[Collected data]
- Opening Delimiter -

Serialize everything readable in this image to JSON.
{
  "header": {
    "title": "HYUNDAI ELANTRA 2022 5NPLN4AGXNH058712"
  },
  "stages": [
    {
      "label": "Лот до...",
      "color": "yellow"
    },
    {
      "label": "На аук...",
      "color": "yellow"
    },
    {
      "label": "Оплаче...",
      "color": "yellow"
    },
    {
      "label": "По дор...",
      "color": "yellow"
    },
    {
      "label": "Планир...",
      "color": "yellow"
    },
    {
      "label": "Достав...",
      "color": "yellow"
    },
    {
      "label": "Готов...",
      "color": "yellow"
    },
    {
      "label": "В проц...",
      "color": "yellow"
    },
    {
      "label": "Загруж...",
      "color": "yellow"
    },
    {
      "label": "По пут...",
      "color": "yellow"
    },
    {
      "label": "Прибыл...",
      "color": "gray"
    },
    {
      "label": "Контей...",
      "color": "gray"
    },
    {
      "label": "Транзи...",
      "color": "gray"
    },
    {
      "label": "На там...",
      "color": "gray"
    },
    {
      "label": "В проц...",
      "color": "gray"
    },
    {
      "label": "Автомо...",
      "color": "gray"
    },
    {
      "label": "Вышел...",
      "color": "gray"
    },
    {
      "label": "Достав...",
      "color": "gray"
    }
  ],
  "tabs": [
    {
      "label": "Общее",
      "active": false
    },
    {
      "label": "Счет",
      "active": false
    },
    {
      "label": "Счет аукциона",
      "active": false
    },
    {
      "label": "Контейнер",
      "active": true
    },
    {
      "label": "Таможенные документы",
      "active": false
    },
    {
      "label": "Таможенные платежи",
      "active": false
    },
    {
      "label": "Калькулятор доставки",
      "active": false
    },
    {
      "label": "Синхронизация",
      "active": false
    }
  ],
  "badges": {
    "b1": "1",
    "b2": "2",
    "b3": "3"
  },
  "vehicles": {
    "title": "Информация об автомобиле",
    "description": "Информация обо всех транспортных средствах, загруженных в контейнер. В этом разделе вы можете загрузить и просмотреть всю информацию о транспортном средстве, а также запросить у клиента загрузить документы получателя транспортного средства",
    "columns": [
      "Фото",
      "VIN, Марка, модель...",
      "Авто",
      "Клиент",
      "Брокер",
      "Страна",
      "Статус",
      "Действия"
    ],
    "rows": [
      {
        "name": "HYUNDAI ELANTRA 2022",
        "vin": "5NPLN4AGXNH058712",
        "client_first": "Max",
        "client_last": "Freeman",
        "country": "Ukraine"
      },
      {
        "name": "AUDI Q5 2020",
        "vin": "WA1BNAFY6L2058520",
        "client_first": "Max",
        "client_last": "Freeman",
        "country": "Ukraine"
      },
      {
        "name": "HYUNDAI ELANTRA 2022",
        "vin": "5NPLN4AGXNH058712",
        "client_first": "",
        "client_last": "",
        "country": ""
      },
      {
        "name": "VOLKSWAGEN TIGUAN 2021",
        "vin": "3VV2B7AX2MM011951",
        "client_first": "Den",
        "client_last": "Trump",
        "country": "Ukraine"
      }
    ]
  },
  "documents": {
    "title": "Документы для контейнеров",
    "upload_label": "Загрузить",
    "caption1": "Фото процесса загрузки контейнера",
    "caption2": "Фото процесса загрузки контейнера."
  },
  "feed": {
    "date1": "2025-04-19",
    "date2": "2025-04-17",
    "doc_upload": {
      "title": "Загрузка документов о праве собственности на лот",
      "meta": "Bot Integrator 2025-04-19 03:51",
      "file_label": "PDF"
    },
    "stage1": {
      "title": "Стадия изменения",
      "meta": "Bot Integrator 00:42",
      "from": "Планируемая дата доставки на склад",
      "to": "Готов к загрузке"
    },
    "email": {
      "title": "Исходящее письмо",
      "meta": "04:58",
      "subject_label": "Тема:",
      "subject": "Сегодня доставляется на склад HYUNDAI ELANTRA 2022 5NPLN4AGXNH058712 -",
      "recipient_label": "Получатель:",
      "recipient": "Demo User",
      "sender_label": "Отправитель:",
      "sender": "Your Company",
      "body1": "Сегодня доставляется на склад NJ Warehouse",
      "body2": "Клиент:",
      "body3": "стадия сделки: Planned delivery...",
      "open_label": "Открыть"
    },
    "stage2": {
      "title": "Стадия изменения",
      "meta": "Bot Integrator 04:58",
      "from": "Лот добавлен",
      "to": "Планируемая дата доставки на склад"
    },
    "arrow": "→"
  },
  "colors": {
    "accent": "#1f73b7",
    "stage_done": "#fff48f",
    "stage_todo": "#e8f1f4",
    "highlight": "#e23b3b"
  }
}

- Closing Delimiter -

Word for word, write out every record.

**Solution to the problem**
Serialize everything readable in this image to JSON.
{
  "header": {
    "title": "HYUNDAI ELANTRA 2022 5NPLN4AGXNH058712"
  },
  "stages": [
    {
      "label": "Лот до...",
      "color": "yellow"
    },
    {
      "label": "На аук...",
      "color": "yellow"
    },
    {
      "label": "Оплаче...",
      "color": "yellow"
    },
    {
      "label": "По дор...",
      "color": "yellow"
    },
    {
      "label": "Планир...",
      "color": "yellow"
    },
    {
      "label": "Достав...",
      "color": "yellow"
    },
    {
      "label": "Готов...",
      "color": "yellow"
    },
    {
      "label": "В проц...",
      "color": "yellow"
    },
    {
      "label": "Загруж...",
      "color": "yellow"
    },
    {
      "label": "По пут...",
      "color": "yellow"
    },
    {
      "label": "Прибыл...",
      "color": "gray"
    },
    {
      "label": "Контей...",
      "color": "gray"
    },
    {
      "label": "Транзи...",
      "color": "gray"
    },
    {
      "label": "На там...",
      "color": "gray"
    },
    {
      "label": "В проц...",
      "color": "gray"
    },
    {
      "label": "Автомо...",
      "color": "gray"
    },
    {
      "label": "Вышел...",
      "color": "gray"
    },
    {
      "label": "Достав...",
      "color": "gray"
    }
  ],
  "tabs": [
    {
      "label": "Общее",
      "active": false
    },
    {
      "label": "Счет",
      "active": false
    },
    {
      "label": "Счет аукциона",
      "active": false
    },
    {
      "label": "Контейнер",
      "active": true
    },
    {
      "label": "Таможенные документы",
      "active": false
    },
    {
      "label": "Таможенные платежи",
      "active": false
    },
    {
      "label": "Калькулятор доставки",
      "active": false
    },
    {
      "label": "Синхронизация",
      "active": false
    }
  ],
  "badges": {
    "b1": "1",
    "b2": "2",
    "b3": "3"
  },
  "vehicles": {
    "title": "Информация об автомобиле",
    "description": "Информация обо всех транспортных средствах, загруженных в контейнер. В этом разделе вы можете загрузить и просмотреть всю информацию о транспортном средстве, а также запросить у клиента загрузить документы получателя транспортного средства",
    "columns": [
      "Фото",
      "VIN, Марка, модель...",
      "Авто",
      "Клиент",
      "Брокер",
      "Страна",
      "Статус",
      "Действия"
    ],
    "rows": [
      {
        "name": "HYUNDAI ELANTRA 2022",
        "vin": "5NPLN4AGXNH058712",
        "client_first": "Max",
        "client_last": "Freeman",
        "country": "Ukraine"
      },
      {
        "name": "AUDI Q5 2020",
        "vin": "WA1BNAFY6L2058520",
        "client_first": "Max",
        "client_last": "Freeman",
        "country": "Ukraine"
      },
      {
        "name": "HYUNDAI ELANTRA 2022",
        "vin": "5NPLN4AGXNH058712",
        "client_first": "",
        "client_last": "",
        "country": ""
      },
      {
        "name": "VOLKSWAGEN TIGUAN 2021",
        "vin": "3VV2B7AX2MM011951",
        "client_first": "Den",
        "client_last": "Trump",
        "country": "Ukraine"
      }
    ]
  },
  "documents": {
    "title": "Документы для контейнеров",
    "upload_label": "Загрузить",
    "caption1": "Фото процесса загрузки контейнера",
    "caption2": "Фото процесса загрузки контейнера."
  },
  "feed": {
    "date1": "2025-04-19",
    "date2": "2025-04-17",
    "doc_upload": {
      "title": "Загрузка документов о праве собственности на лот",
      "meta": "Bot Integrator 2025-04-19 03:51",
      "file_label": "PDF"
    },
    "stage1": {
      "title": "Стадия изменения",
      "meta": "Bot Integrator 00:42",
      "from": "Планируемая дата доставки на склад",
      "to": "Готов к загрузке"
    },
    "email": {
      "title": "Исходящее письмо",
      "meta": "04:58",
      "subject_label": "Тема:",
      "subject": "Сегодня доставляется на склад HYUNDAI ELANTRA 2022 5NPLN4AGXNH058712 -",
      "recipient_label": "Получатель:",
      "recipient": "Demo User",
      "sender_label": "Отправитель:",
      "sender": "Your Company",
      "body1": "Сегодня доставляется на склад NJ Warehouse",
      "body2": "Клиент:",
      "body3": "стадия сделки: Planned delivery...",
      "open_label": "Открыть"
    },
    "stage2": {
      "title": "Стадия изменения",
      "meta": "Bot Integrator 04:58",
      "from": "Лот добавлен",
      "to": "Планируемая дата доставки на склад"
    },
    "arrow": "→"
  },
  "colors": {
    "accent": "#1f73b7",
    "stage_done": "#fff48f",
    "stage_todo": "#e8f1f4",
    "highlight": "#e23b3b"
  }
}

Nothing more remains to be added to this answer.